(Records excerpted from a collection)
====
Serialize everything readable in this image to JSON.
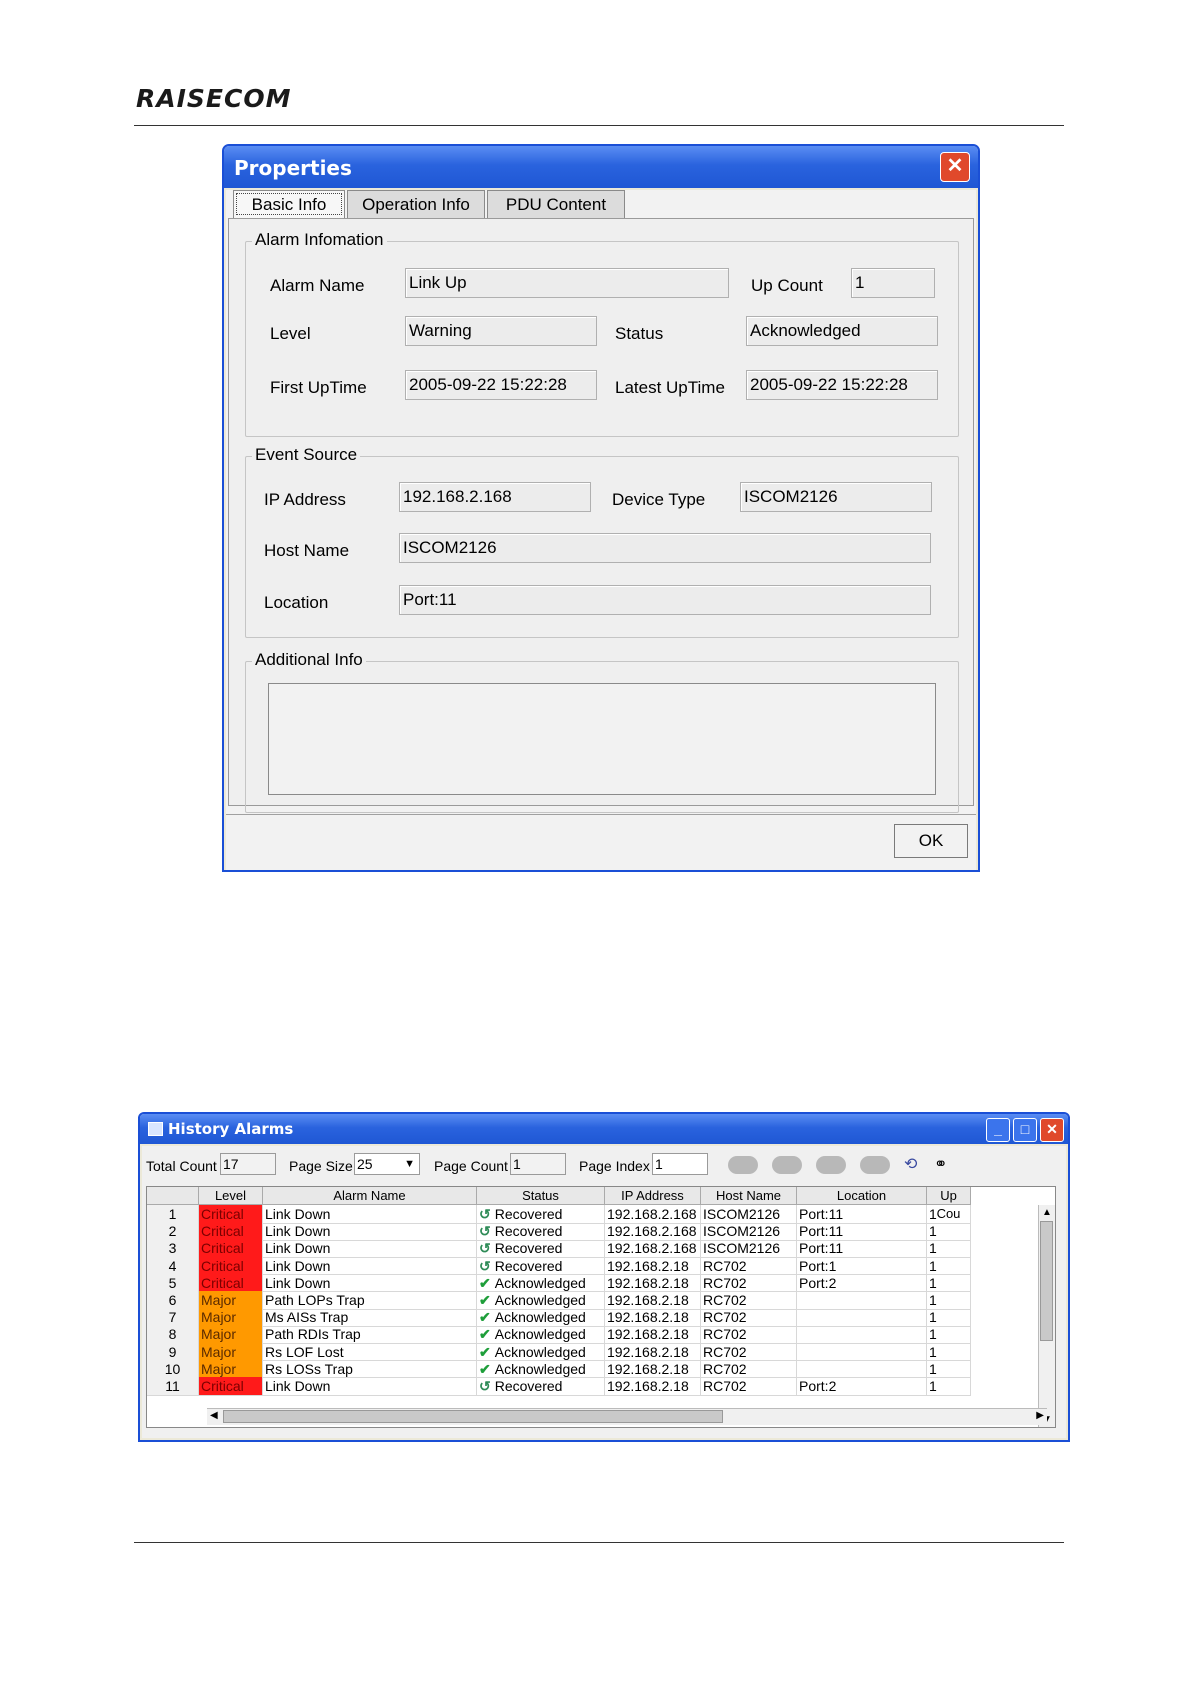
{
  "header": {
    "logo_text": "RAISECOM"
  },
  "properties_dialog": {
    "title": "Properties",
    "tabs": [
      {
        "label": "Basic Info",
        "active": true
      },
      {
        "label": "Operation Info",
        "active": false
      },
      {
        "label": "PDU Content",
        "active": false
      }
    ],
    "alarm_information": {
      "legend": "Alarm Infomation",
      "alarm_name_label": "Alarm Name",
      "alarm_name_value": "Link Up",
      "up_count_label": "Up Count",
      "up_count_value": "1",
      "level_label": "Level",
      "level_value": "Warning",
      "status_label": "Status",
      "status_value": "Acknowledged",
      "first_uptime_label": "First UpTime",
      "first_uptime_value": "2005-09-22 15:22:28",
      "latest_uptime_label": "Latest UpTime",
      "latest_uptime_value": "2005-09-22 15:22:28"
    },
    "event_source": {
      "legend": "Event Source",
      "ip_label": "IP Address",
      "ip_value": "192.168.2.168",
      "device_type_label": "Device Type",
      "device_type_value": "ISCOM2126",
      "host_name_label": "Host Name",
      "host_name_value": "ISCOM2126",
      "location_label": "Location",
      "location_value": "Port:11"
    },
    "additional_info": {
      "legend": "Additional Info",
      "value": ""
    },
    "ok_label": "OK"
  },
  "history_window": {
    "title": "History Alarms",
    "toolbar": {
      "total_count_label": "Total Count",
      "total_count_value": "17",
      "page_size_label": "Page Size",
      "page_size_value": "25",
      "page_count_label": "Page Count",
      "page_count_value": "1",
      "page_index_label": "Page Index",
      "page_index_value": "1"
    },
    "columns": [
      "",
      "Level",
      "Alarm Name",
      "Status",
      "IP Address",
      "Host Name",
      "Location",
      "Up Cou"
    ],
    "colors": {
      "critical": "#ff1a1a",
      "major": "#ff9900",
      "recovered_icon": "#2e8b57",
      "ack_icon": "#1e9e3a"
    },
    "rows": [
      {
        "num": "1",
        "level": "Critical",
        "alarm": "Link Down",
        "status_icon": "recovered-icon",
        "status": "Recovered",
        "ip": "192.168.2.168",
        "host": "ISCOM2126",
        "location": "Port:11",
        "up": "1"
      },
      {
        "num": "2",
        "level": "Critical",
        "alarm": "Link Down",
        "status_icon": "recovered-icon",
        "status": "Recovered",
        "ip": "192.168.2.168",
        "host": "ISCOM2126",
        "location": "Port:11",
        "up": "1"
      },
      {
        "num": "3",
        "level": "Critical",
        "alarm": "Link Down",
        "status_icon": "recovered-icon",
        "status": "Recovered",
        "ip": "192.168.2.168",
        "host": "ISCOM2126",
        "location": "Port:11",
        "up": "1"
      },
      {
        "num": "4",
        "level": "Critical",
        "alarm": "Link Down",
        "status_icon": "recovered-icon",
        "status": "Recovered",
        "ip": "192.168.2.18",
        "host": "RC702",
        "location": "Port:1",
        "up": "1"
      },
      {
        "num": "5",
        "level": "Critical",
        "alarm": "Link Down",
        "status_icon": "acknowledged-icon",
        "status": "Acknowledged",
        "ip": "192.168.2.18",
        "host": "RC702",
        "location": "Port:2",
        "up": "1"
      },
      {
        "num": "6",
        "level": "Major",
        "alarm": "Path LOPs Trap",
        "status_icon": "acknowledged-icon",
        "status": "Acknowledged",
        "ip": "192.168.2.18",
        "host": "RC702",
        "location": "",
        "up": "1"
      },
      {
        "num": "7",
        "level": "Major",
        "alarm": "Ms AISs Trap",
        "status_icon": "acknowledged-icon",
        "status": "Acknowledged",
        "ip": "192.168.2.18",
        "host": "RC702",
        "location": "",
        "up": "1"
      },
      {
        "num": "8",
        "level": "Major",
        "alarm": "Path RDIs Trap",
        "status_icon": "acknowledged-icon",
        "status": "Acknowledged",
        "ip": "192.168.2.18",
        "host": "RC702",
        "location": "",
        "up": "1"
      },
      {
        "num": "9",
        "level": "Major",
        "alarm": "Rs LOF Lost",
        "status_icon": "acknowledged-icon",
        "status": "Acknowledged",
        "ip": "192.168.2.18",
        "host": "RC702",
        "location": "",
        "up": "1"
      },
      {
        "num": "10",
        "level": "Major",
        "alarm": "Rs LOSs Trap",
        "status_icon": "acknowledged-icon",
        "status": "Acknowledged",
        "ip": "192.168.2.18",
        "host": "RC702",
        "location": "",
        "up": "1"
      },
      {
        "num": "11",
        "level": "Critical",
        "alarm": "Link Down",
        "status_icon": "recovered-icon",
        "status": "Recovered",
        "ip": "192.168.2.18",
        "host": "RC702",
        "location": "Port:2",
        "up": "1"
      }
    ]
  }
}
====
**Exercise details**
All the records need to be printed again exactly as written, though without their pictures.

**Problem solution**
Serialize everything readable in this image to JSON.
{
  "header": {
    "logo_text": "RAISECOM"
  },
  "properties_dialog": {
    "title": "Properties",
    "tabs": [
      {
        "label": "Basic Info",
        "active": true
      },
      {
        "label": "Operation Info",
        "active": false
      },
      {
        "label": "PDU Content",
        "active": false
      }
    ],
    "alarm_information": {
      "legend": "Alarm Infomation",
      "alarm_name_label": "Alarm Name",
      "alarm_name_value": "Link Up",
      "up_count_label": "Up Count",
      "up_count_value": "1",
      "level_label": "Level",
      "level_value": "Warning",
      "status_label": "Status",
      "status_value": "Acknowledged",
      "first_uptime_label": "First UpTime",
      "first_uptime_value": "2005-09-22 15:22:28",
      "latest_uptime_label": "Latest UpTime",
      "latest_uptime_value": "2005-09-22 15:22:28"
    },
    "event_source": {
      "legend": "Event Source",
      "ip_label": "IP Address",
      "ip_value": "192.168.2.168",
      "device_type_label": "Device Type",
      "device_type_value": "ISCOM2126",
      "host_name_label": "Host Name",
      "host_name_value": "ISCOM2126",
      "location_label": "Location",
      "location_value": "Port:11"
    },
    "additional_info": {
      "legend": "Additional Info",
      "value": ""
    },
    "ok_label": "OK"
  },
  "history_window": {
    "title": "History Alarms",
    "toolbar": {
      "total_count_label": "Total Count",
      "total_count_value": "17",
      "page_size_label": "Page Size",
      "page_size_value": "25",
      "page_count_label": "Page Count",
      "page_count_value": "1",
      "page_index_label": "Page Index",
      "page_index_value": "1"
    },
    "columns": [
      "",
      "Level",
      "Alarm Name",
      "Status",
      "IP Address",
      "Host Name",
      "Location",
      "Up Cou"
    ],
    "colors": {
      "critical": "#ff1a1a",
      "major": "#ff9900",
      "recovered_icon": "#2e8b57",
      "ack_icon": "#1e9e3a"
    },
    "rows": [
      {
        "num": "1",
        "level": "Critical",
        "alarm": "Link Down",
        "status_icon": "recovered-icon",
        "status": "Recovered",
        "ip": "192.168.2.168",
        "host": "ISCOM2126",
        "location": "Port:11",
        "up": "1"
      },
      {
        "num": "2",
        "level": "Critical",
        "alarm": "Link Down",
        "status_icon": "recovered-icon",
        "status": "Recovered",
        "ip": "192.168.2.168",
        "host": "ISCOM2126",
        "location": "Port:11",
        "up": "1"
      },
      {
        "num": "3",
        "level": "Critical",
        "alarm": "Link Down",
        "status_icon": "recovered-icon",
        "status": "Recovered",
        "ip": "192.168.2.168",
        "host": "ISCOM2126",
        "location": "Port:11",
        "up": "1"
      },
      {
        "num": "4",
        "level": "Critical",
        "alarm": "Link Down",
        "status_icon": "recovered-icon",
        "status": "Recovered",
        "ip": "192.168.2.18",
        "host": "RC702",
        "location": "Port:1",
        "up": "1"
      },
      {
        "num": "5",
        "level": "Critical",
        "alarm": "Link Down",
        "status_icon": "acknowledged-icon",
        "status": "Acknowledged",
        "ip": "192.168.2.18",
        "host": "RC702",
        "location": "Port:2",
        "up": "1"
      },
      {
        "num": "6",
        "level": "Major",
        "alarm": "Path LOPs Trap",
        "status_icon": "acknowledged-icon",
        "status": "Acknowledged",
        "ip": "192.168.2.18",
        "host": "RC702",
        "location": "",
        "up": "1"
      },
      {
        "num": "7",
        "level": "Major",
        "alarm": "Ms AISs Trap",
        "status_icon": "acknowledged-icon",
        "status": "Acknowledged",
        "ip": "192.168.2.18",
        "host": "RC702",
        "location": "",
        "up": "1"
      },
      {
        "num": "8",
        "level": "Major",
        "alarm": "Path RDIs Trap",
        "status_icon": "acknowledged-icon",
        "status": "Acknowledged",
        "ip": "192.168.2.18",
        "host": "RC702",
        "location": "",
        "up": "1"
      },
      {
        "num": "9",
        "level": "Major",
        "alarm": "Rs LOF Lost",
        "status_icon": "acknowledged-icon",
        "status": "Acknowledged",
        "ip": "192.168.2.18",
        "host": "RC702",
        "location": "",
        "up": "1"
      },
      {
        "num": "10",
        "level": "Major",
        "alarm": "Rs LOSs Trap",
        "status_icon": "acknowledged-icon",
        "status": "Acknowledged",
        "ip": "192.168.2.18",
        "host": "RC702",
        "location": "",
        "up": "1"
      },
      {
        "num": "11",
        "level": "Critical",
        "alarm": "Link Down",
        "status_icon": "recovered-icon",
        "status": "Recovered",
        "ip": "192.168.2.18",
        "host": "RC702",
        "location": "Port:2",
        "up": "1"
      }
    ]
  }
}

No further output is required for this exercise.